Entries from a dataset of interfaces
***

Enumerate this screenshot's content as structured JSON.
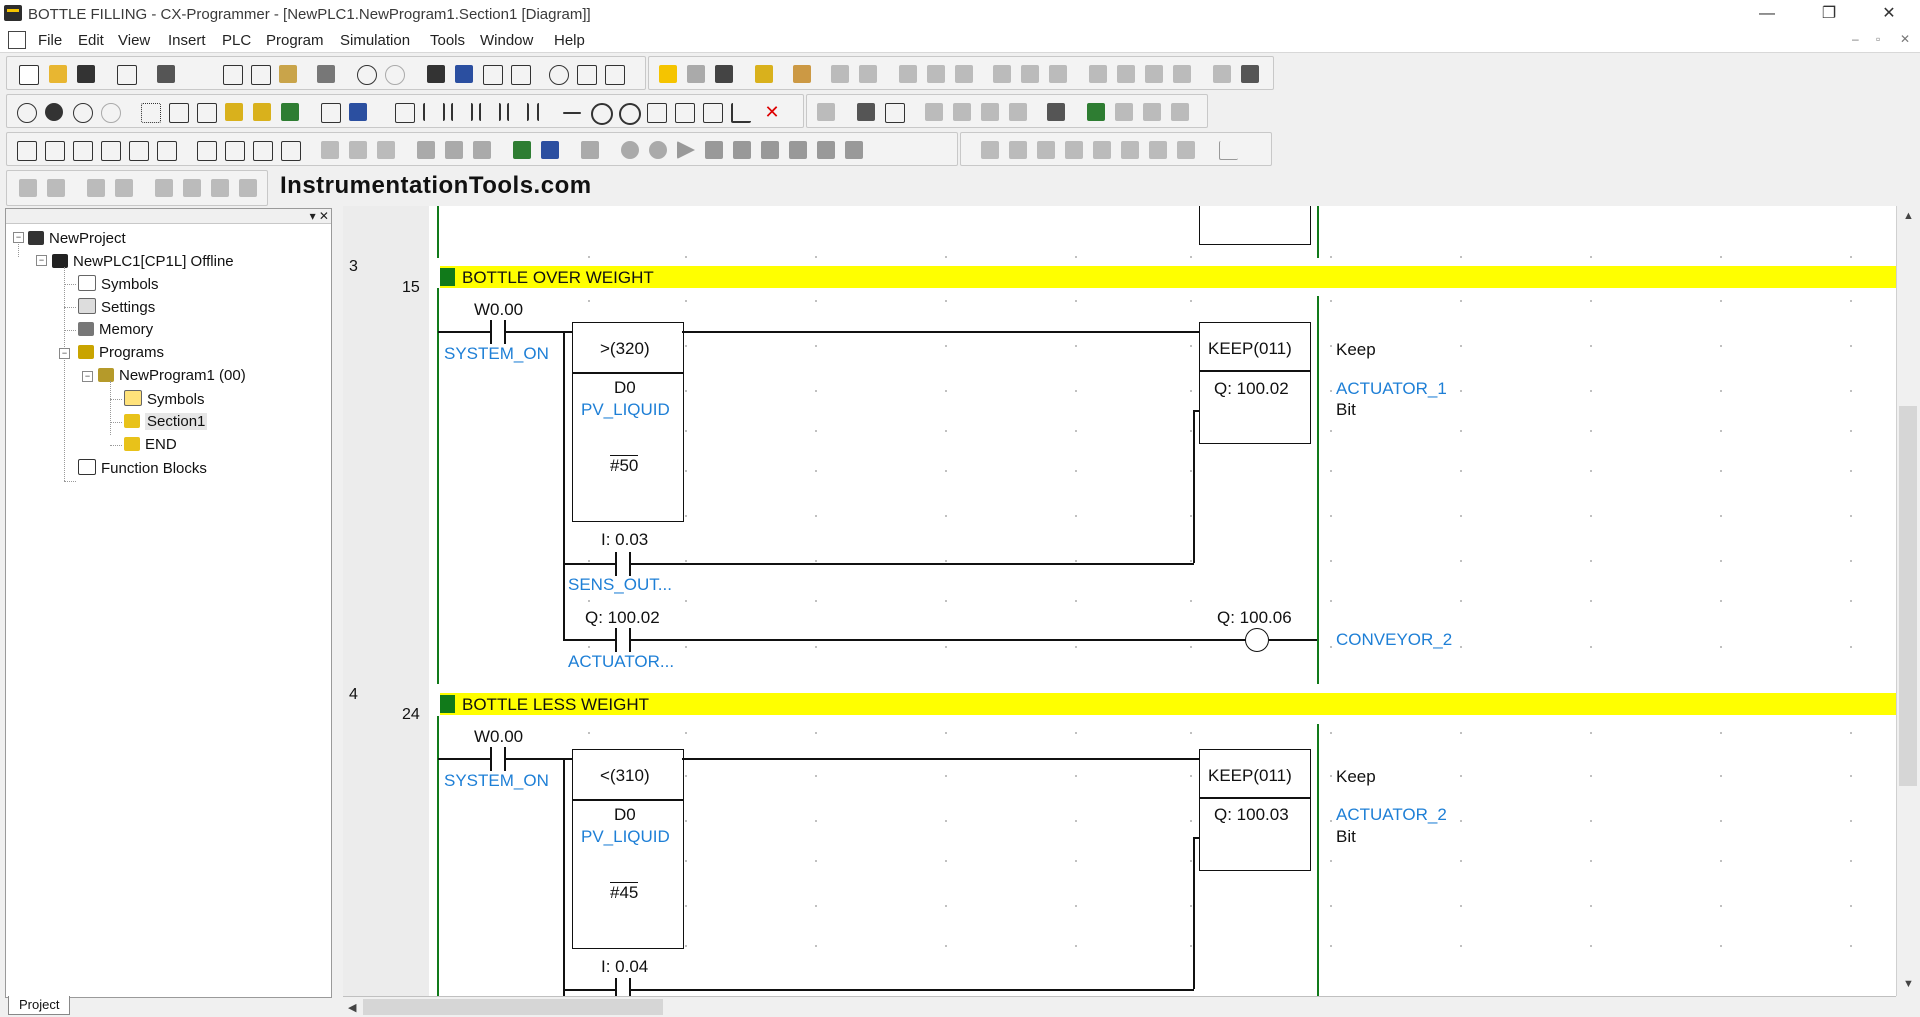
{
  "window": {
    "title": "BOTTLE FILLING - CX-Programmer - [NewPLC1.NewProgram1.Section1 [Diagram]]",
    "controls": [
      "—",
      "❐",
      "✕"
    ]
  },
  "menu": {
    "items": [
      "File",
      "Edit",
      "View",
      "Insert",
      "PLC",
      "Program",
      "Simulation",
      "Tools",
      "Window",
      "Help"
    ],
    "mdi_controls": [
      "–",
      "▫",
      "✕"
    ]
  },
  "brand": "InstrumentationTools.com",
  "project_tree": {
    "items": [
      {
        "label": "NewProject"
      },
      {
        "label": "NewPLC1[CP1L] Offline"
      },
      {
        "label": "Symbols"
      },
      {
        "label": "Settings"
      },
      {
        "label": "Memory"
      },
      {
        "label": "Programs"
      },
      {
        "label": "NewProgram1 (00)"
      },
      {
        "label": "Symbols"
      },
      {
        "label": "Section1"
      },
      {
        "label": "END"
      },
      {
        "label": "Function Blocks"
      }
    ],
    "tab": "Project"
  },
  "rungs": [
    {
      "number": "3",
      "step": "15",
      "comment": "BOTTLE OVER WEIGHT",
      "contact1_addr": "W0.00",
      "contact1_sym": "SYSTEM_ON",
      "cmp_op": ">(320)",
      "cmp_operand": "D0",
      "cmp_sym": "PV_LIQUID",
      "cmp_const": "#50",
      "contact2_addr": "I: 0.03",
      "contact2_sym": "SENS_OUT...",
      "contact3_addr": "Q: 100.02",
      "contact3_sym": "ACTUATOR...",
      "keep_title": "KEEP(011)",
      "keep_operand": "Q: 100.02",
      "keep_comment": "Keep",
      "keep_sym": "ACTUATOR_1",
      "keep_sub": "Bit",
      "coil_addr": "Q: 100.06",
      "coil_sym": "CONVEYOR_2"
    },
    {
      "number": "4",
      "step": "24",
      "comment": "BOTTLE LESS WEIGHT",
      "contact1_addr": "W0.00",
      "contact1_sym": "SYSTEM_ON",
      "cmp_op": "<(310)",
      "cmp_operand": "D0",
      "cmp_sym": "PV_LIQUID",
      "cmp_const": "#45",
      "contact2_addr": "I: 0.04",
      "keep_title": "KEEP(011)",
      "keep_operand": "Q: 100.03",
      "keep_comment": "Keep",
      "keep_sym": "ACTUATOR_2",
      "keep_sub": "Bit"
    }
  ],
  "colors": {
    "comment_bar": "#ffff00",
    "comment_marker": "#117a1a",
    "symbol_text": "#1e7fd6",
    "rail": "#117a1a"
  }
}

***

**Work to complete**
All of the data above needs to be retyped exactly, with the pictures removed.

**Answer space**
Enumerate this screenshot's content as structured JSON.
{
  "window": {
    "title": "BOTTLE FILLING - CX-Programmer - [NewPLC1.NewProgram1.Section1 [Diagram]]",
    "controls": [
      "—",
      "❐",
      "✕"
    ]
  },
  "menu": {
    "items": [
      "File",
      "Edit",
      "View",
      "Insert",
      "PLC",
      "Program",
      "Simulation",
      "Tools",
      "Window",
      "Help"
    ],
    "mdi_controls": [
      "–",
      "▫",
      "✕"
    ]
  },
  "brand": "InstrumentationTools.com",
  "project_tree": {
    "items": [
      {
        "label": "NewProject"
      },
      {
        "label": "NewPLC1[CP1L] Offline"
      },
      {
        "label": "Symbols"
      },
      {
        "label": "Settings"
      },
      {
        "label": "Memory"
      },
      {
        "label": "Programs"
      },
      {
        "label": "NewProgram1 (00)"
      },
      {
        "label": "Symbols"
      },
      {
        "label": "Section1"
      },
      {
        "label": "END"
      },
      {
        "label": "Function Blocks"
      }
    ],
    "tab": "Project"
  },
  "rungs": [
    {
      "number": "3",
      "step": "15",
      "comment": "BOTTLE OVER WEIGHT",
      "contact1_addr": "W0.00",
      "contact1_sym": "SYSTEM_ON",
      "cmp_op": ">(320)",
      "cmp_operand": "D0",
      "cmp_sym": "PV_LIQUID",
      "cmp_const": "#50",
      "contact2_addr": "I: 0.03",
      "contact2_sym": "SENS_OUT...",
      "contact3_addr": "Q: 100.02",
      "contact3_sym": "ACTUATOR...",
      "keep_title": "KEEP(011)",
      "keep_operand": "Q: 100.02",
      "keep_comment": "Keep",
      "keep_sym": "ACTUATOR_1",
      "keep_sub": "Bit",
      "coil_addr": "Q: 100.06",
      "coil_sym": "CONVEYOR_2"
    },
    {
      "number": "4",
      "step": "24",
      "comment": "BOTTLE LESS WEIGHT",
      "contact1_addr": "W0.00",
      "contact1_sym": "SYSTEM_ON",
      "cmp_op": "<(310)",
      "cmp_operand": "D0",
      "cmp_sym": "PV_LIQUID",
      "cmp_const": "#45",
      "contact2_addr": "I: 0.04",
      "keep_title": "KEEP(011)",
      "keep_operand": "Q: 100.03",
      "keep_comment": "Keep",
      "keep_sym": "ACTUATOR_2",
      "keep_sub": "Bit"
    }
  ],
  "colors": {
    "comment_bar": "#ffff00",
    "comment_marker": "#117a1a",
    "symbol_text": "#1e7fd6",
    "rail": "#117a1a"
  }
}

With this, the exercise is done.